"The United States announced today limitations on the travel of Americans to Cuba," the New York Times reported on this day in 1960. "The State Department said that United States citizens desiring to travel to Cuba must until further notice, obtain passports 'specifically endorsed by the Department of State for such travel.'"

"The Soviet Union told the United States today that it was risking a broadening of the conflict in Laos by bolstering the Government's forces with military aircraft. The warning was contained in a protest against the United States' transfer of four AT6 military training planes to the Vietiane Government," the Times reports.

"The Algerian nationalist Provisional Government announced today its readiness 'to begin negotiations with the French Government on conditions of a free consultation of the Algerian people.' 'Free consultation' was taken to mean a referendum to determine Algeria's political future," the Times reports.

"Two Negroes attended classes without incident today at the University of Georgia. Their re-entry marked the second day of desegregation in the state's public education system," the Times reports.

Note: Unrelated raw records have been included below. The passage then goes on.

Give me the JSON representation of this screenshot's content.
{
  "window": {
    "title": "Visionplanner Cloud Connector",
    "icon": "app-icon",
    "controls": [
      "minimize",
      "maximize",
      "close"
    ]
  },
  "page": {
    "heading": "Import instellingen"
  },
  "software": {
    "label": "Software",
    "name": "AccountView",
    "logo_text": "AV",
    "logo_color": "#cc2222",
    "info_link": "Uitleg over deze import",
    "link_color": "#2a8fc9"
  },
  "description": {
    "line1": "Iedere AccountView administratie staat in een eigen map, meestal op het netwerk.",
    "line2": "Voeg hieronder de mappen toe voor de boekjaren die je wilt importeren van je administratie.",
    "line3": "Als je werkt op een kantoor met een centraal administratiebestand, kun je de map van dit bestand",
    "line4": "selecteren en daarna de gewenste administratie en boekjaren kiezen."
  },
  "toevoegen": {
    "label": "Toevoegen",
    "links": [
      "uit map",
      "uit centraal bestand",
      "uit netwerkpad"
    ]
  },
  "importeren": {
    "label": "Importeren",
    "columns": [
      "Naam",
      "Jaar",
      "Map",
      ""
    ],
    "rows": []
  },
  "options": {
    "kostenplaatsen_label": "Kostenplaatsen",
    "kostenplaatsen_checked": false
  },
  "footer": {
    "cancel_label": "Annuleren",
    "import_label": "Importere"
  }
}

"The Eisenhower Administration has authorized the Navy to install Polaris ballistic missiles aboard the nuclear-powered cruiser Long Beach. This would be the first installation of the Navy's prize nuclear weapon aboard a surface warship," the Times reports. "Informants say the Long Beach will carry eight Polarises, compared with normal complements of sixteen on submarines, for which the weapon was originally designed.

January 18, 1961: Eisenhower Farewell Warning, US 'Uneasy' Over Congo, Laos Wants French Out

"President Eisenhower cautioned the nation in a farewell address from the White House tonight to be vigilant against dangers to its liberties implicit in a vast military establishment and a permanent armaments industry unparalleled in peacetime," the New York Times reports.

"The United States is becoming increasingly uneasy over the trend in the Congo and the performance of the United Nations there," the Times reports. "It seems certain that the Kennedy Administration which assumes its responsibilities Friday, will be told by its political and military advisers that it must act quickly to redress a bad situation."

"The Laotian Government of Premier Boun Oum has demanded that some French advisers be withdrawn from the country," the Times reports. ... "The Laotian-French dispute has complicated the already complex situation in Laos and has contributed to the inability of the Allied powers to arrive at a unified stand, diplomats acknowledge. ... withdrawal of the French would imperil the existence of the small United States Military Advisory Group in Laos. This group, it was said, is in Laos only uner agreement with the French, ostensibly to instruct the Laotian Army in the use of arms and equipment supplied by the United States."